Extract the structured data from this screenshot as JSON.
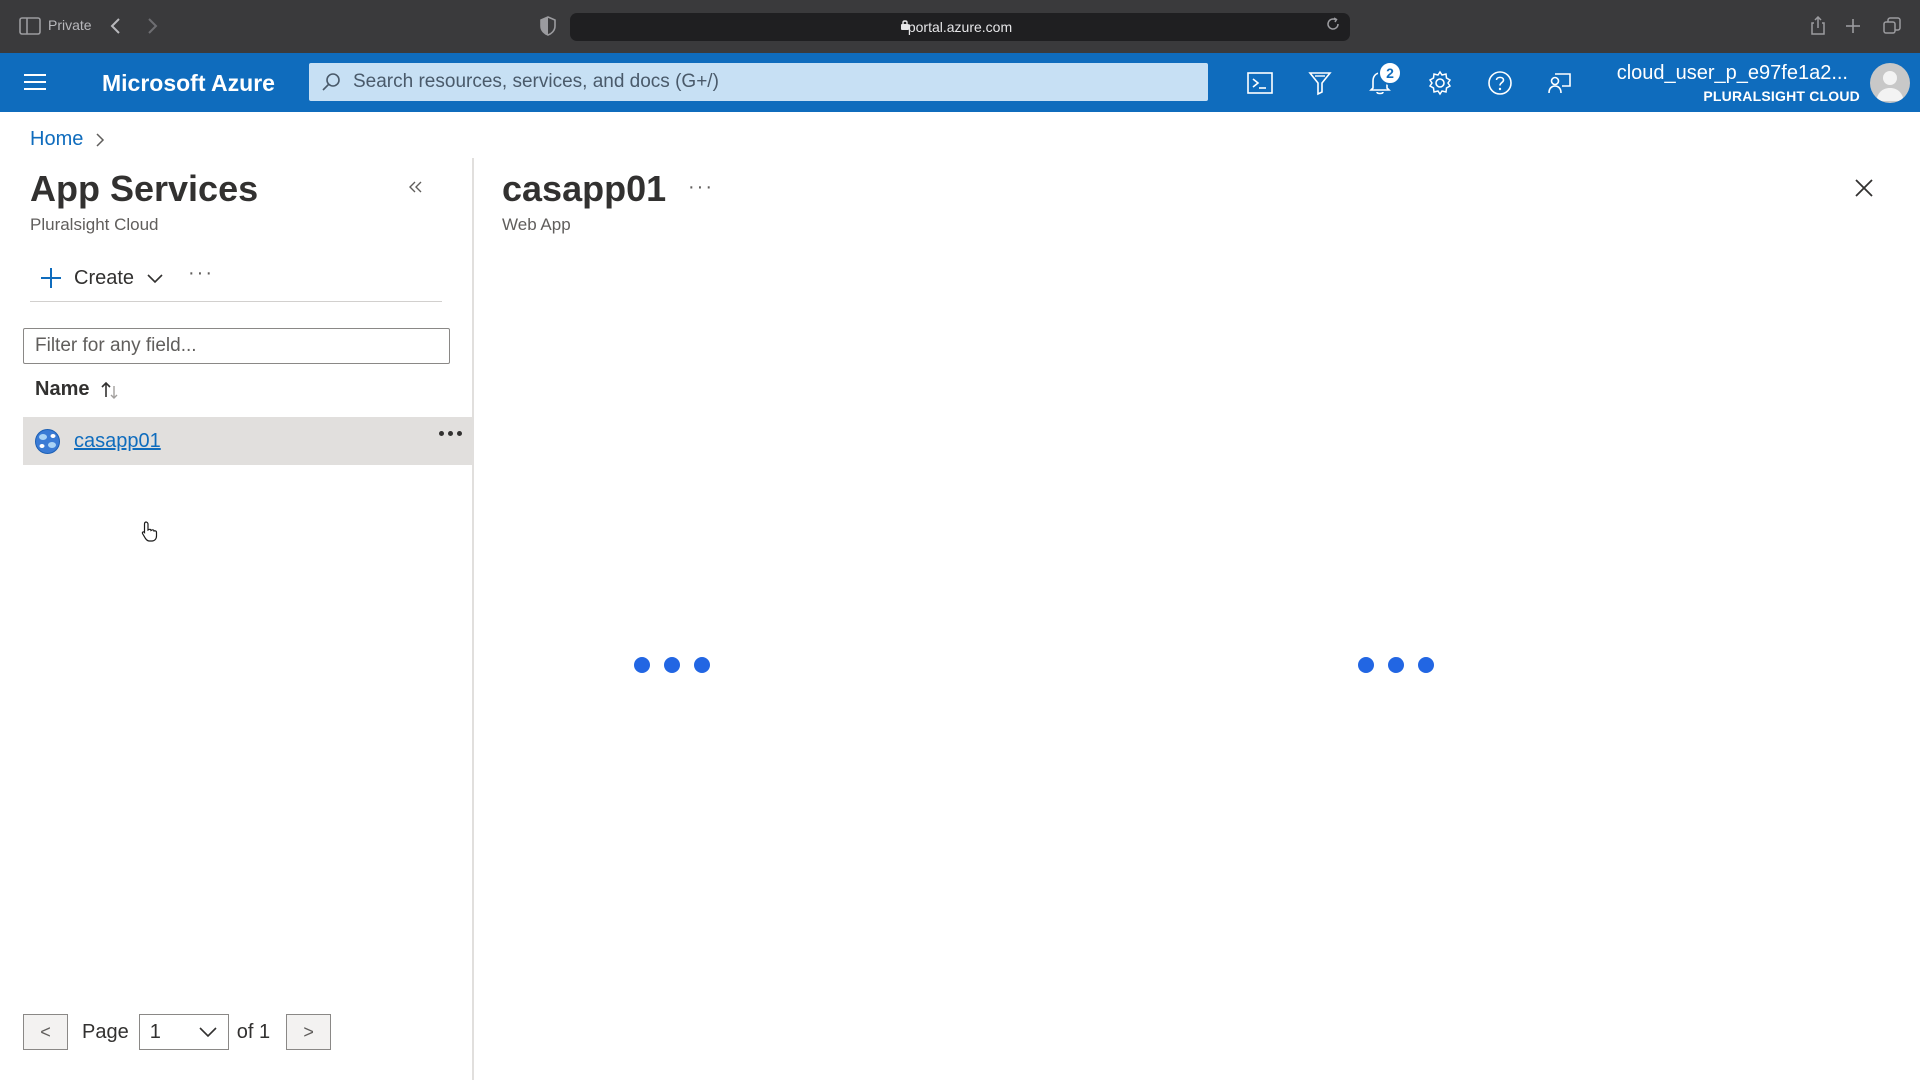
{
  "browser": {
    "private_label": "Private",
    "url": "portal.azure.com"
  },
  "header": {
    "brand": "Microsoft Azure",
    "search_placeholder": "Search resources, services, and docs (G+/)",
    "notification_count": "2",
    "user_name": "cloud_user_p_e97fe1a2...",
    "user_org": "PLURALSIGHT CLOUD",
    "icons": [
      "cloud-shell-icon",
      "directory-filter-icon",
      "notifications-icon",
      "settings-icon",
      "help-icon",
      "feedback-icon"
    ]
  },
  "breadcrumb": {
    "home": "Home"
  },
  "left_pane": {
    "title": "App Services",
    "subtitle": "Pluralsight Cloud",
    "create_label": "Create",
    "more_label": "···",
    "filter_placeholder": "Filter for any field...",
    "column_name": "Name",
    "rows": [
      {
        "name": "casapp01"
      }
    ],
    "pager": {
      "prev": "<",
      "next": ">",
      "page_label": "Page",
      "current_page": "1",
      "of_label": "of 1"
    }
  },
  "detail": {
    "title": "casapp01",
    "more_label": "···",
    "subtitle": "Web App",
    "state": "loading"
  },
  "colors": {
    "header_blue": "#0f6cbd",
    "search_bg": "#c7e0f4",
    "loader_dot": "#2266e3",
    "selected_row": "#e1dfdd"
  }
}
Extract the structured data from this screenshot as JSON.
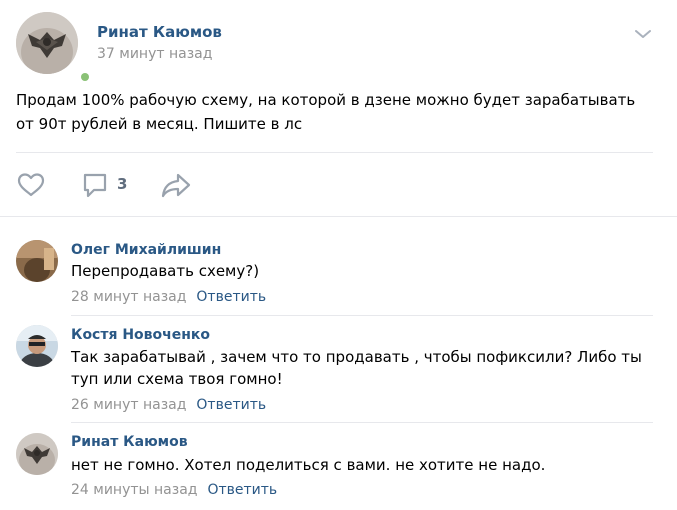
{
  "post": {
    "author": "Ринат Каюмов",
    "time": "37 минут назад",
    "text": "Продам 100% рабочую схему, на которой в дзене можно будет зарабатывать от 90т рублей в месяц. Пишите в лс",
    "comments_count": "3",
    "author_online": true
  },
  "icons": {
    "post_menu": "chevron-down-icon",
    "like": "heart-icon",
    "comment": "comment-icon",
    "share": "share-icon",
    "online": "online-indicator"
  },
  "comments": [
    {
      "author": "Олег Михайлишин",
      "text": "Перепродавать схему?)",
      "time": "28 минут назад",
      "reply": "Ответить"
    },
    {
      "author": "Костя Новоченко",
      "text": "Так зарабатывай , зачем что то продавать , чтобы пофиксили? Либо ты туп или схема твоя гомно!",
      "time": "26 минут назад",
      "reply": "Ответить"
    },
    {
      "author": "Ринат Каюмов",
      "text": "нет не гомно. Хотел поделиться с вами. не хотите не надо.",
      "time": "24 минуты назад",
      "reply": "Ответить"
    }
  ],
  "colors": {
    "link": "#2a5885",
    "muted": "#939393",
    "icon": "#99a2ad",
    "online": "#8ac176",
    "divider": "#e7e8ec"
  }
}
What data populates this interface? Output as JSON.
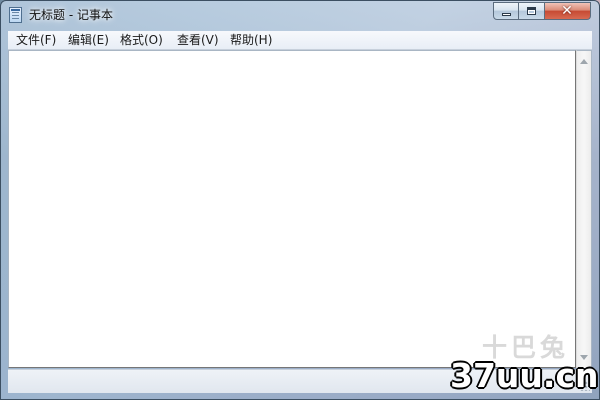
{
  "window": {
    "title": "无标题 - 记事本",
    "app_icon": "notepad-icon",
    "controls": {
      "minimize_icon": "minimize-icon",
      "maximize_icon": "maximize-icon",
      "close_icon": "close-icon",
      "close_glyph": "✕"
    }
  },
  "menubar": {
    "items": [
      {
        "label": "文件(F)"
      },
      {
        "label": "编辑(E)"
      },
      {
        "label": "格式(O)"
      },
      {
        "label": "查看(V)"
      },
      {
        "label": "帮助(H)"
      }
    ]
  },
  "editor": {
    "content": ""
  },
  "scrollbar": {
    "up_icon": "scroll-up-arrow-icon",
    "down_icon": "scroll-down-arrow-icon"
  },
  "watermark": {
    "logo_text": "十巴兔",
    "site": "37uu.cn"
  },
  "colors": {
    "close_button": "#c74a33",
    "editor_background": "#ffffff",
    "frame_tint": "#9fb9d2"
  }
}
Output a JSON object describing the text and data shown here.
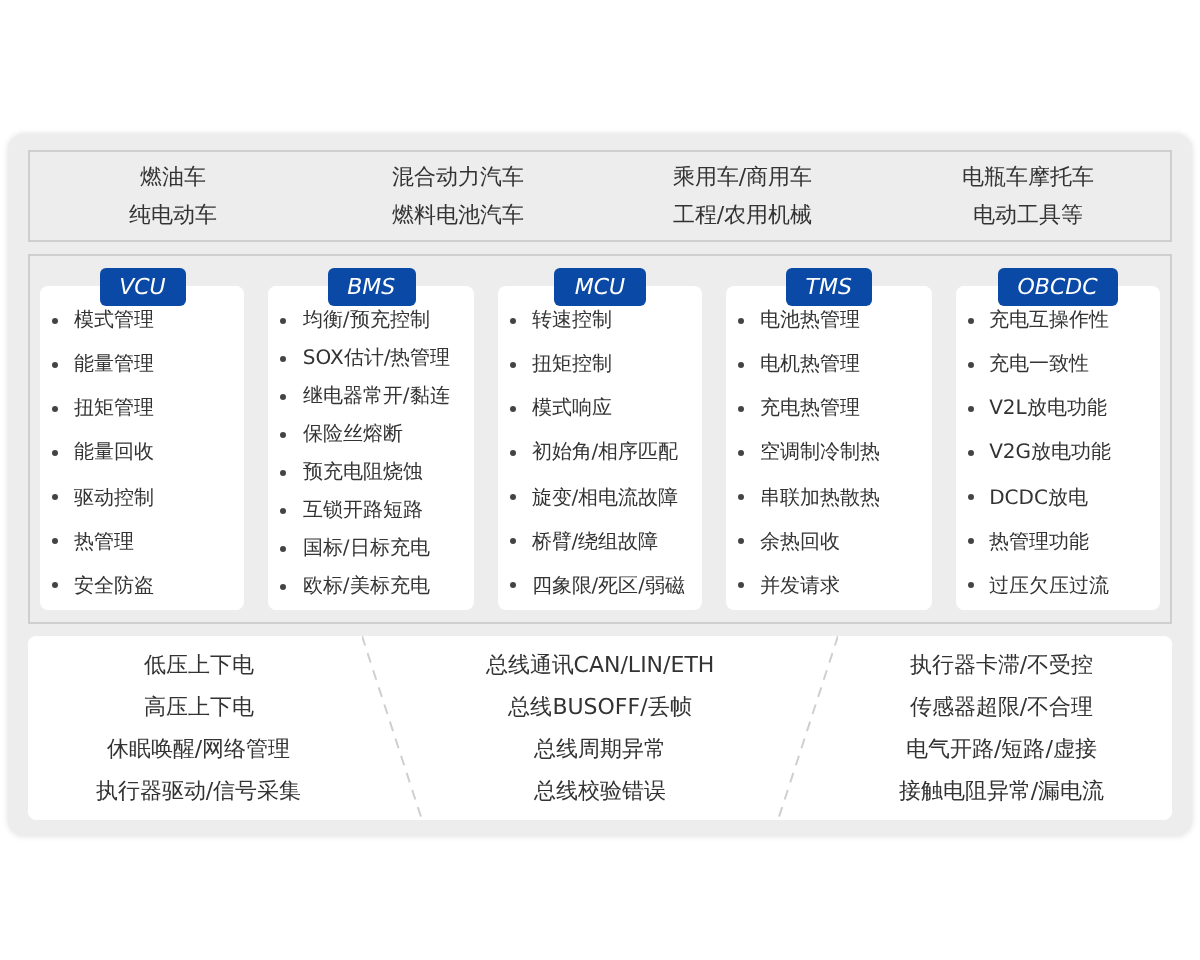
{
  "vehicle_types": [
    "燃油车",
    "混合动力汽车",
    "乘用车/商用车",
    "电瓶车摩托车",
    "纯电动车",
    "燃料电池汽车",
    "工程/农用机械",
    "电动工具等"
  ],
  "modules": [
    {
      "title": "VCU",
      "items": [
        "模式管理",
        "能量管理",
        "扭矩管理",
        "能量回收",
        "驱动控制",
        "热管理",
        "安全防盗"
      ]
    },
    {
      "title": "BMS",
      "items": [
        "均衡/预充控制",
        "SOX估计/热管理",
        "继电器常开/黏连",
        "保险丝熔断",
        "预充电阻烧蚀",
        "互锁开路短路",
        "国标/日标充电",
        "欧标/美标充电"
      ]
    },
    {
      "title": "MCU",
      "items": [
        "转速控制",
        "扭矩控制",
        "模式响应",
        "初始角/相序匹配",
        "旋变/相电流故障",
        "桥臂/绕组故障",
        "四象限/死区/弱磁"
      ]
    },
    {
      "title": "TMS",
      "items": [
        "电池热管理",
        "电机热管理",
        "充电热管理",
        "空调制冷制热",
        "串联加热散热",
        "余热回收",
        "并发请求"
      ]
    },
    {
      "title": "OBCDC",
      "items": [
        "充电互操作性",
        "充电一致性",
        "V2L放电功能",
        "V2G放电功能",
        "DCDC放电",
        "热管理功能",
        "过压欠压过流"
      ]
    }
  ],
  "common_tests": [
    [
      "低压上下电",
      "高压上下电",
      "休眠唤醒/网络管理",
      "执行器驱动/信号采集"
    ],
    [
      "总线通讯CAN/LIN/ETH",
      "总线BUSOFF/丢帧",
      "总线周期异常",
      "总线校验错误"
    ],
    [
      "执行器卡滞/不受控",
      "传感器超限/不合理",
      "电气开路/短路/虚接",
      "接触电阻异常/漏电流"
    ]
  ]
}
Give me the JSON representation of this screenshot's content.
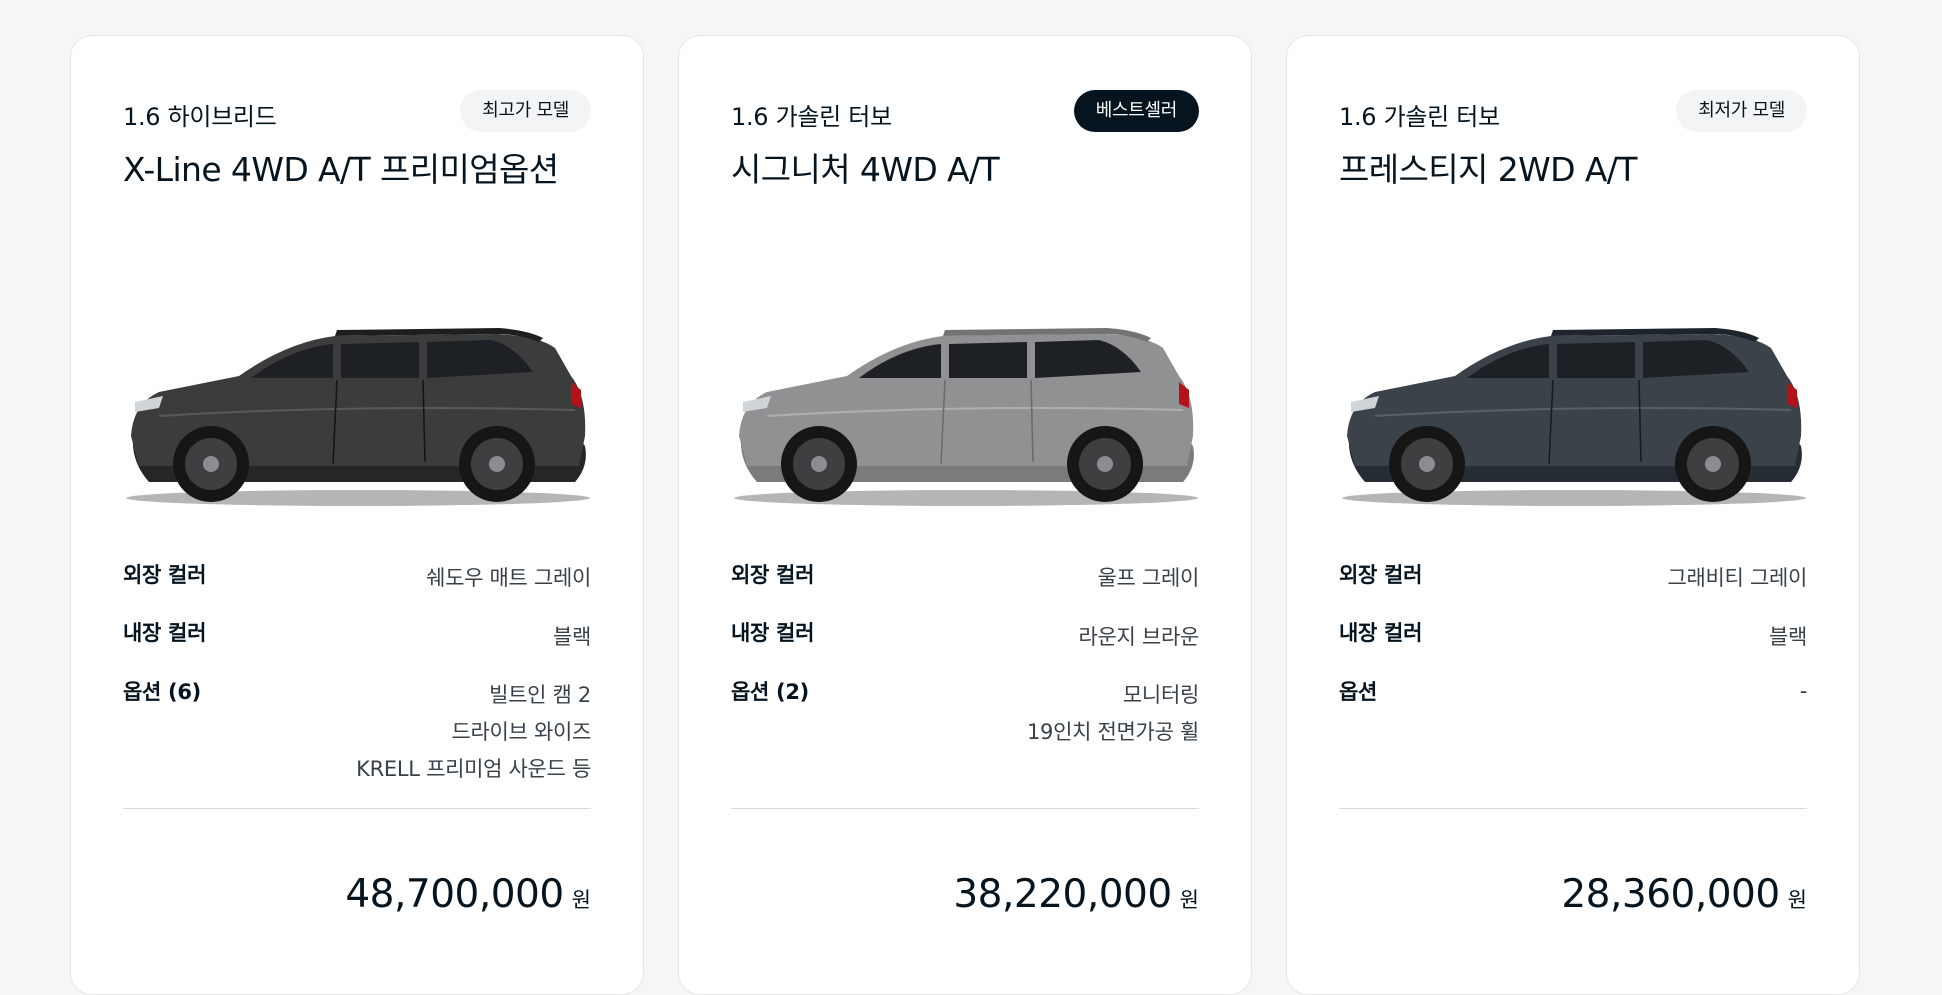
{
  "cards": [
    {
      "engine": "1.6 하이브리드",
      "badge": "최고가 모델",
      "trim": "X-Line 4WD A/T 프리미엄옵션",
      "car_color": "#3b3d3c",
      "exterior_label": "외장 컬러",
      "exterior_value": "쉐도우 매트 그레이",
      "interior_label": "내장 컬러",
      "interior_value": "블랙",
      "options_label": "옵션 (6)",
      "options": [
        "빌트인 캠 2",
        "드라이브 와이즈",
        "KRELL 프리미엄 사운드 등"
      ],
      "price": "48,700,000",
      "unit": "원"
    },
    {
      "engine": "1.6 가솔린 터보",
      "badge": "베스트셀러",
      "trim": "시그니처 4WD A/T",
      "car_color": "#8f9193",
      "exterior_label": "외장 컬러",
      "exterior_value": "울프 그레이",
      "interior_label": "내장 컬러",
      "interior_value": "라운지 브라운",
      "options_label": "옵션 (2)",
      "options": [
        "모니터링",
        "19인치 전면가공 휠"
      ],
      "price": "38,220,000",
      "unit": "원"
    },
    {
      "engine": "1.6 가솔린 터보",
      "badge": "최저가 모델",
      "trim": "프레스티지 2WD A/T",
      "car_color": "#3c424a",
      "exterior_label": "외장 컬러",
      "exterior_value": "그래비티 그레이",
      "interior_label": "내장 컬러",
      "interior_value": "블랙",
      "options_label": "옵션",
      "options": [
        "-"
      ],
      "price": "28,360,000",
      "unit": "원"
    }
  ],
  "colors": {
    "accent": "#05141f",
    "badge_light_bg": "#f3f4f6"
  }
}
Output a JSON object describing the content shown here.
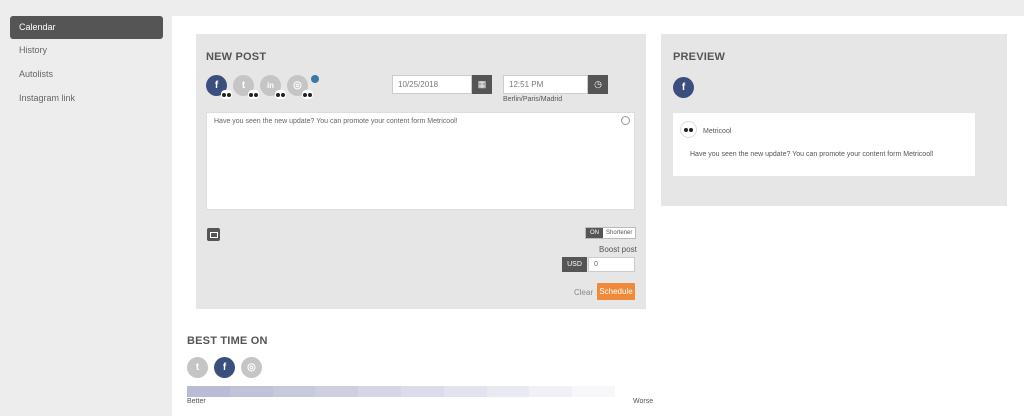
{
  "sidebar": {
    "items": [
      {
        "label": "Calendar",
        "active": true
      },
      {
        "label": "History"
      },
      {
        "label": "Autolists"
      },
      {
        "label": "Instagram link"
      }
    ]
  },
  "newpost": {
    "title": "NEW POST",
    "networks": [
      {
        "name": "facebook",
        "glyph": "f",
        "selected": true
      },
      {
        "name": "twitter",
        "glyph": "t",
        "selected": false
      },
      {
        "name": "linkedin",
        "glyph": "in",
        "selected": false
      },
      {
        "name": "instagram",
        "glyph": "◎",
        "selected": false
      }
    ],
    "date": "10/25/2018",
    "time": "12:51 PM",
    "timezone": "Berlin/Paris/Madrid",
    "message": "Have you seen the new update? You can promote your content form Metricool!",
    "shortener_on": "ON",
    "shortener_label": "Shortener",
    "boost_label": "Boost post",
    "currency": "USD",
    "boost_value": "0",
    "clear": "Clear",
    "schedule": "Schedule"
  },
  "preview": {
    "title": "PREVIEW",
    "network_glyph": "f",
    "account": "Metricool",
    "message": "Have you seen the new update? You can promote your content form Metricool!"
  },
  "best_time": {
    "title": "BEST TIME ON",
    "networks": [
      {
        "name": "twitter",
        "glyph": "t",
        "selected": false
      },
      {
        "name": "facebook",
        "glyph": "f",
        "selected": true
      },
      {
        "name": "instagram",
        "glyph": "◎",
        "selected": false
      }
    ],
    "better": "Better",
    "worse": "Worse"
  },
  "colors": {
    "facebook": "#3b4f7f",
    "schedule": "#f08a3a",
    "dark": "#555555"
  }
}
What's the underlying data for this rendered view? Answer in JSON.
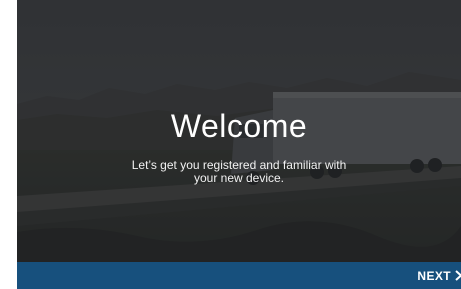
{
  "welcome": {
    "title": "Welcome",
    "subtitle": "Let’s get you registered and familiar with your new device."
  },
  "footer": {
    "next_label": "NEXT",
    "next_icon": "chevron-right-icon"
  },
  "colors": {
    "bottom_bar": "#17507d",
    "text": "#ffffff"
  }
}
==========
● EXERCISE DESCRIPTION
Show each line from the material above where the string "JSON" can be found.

● RESPONSE TO THIS TASK
Extract the structured data from this screenshot as JSON.
Extract the structured data from this screenshot as JSON.
What data populates this interface? Output as JSON.
Output a JSON object describing the text and data shown here.
Give me the JSON representation of this screenshot's content.
Output a JSON object describing the content shown here.
What's the underlying data for this rendered view? Answer in JSON.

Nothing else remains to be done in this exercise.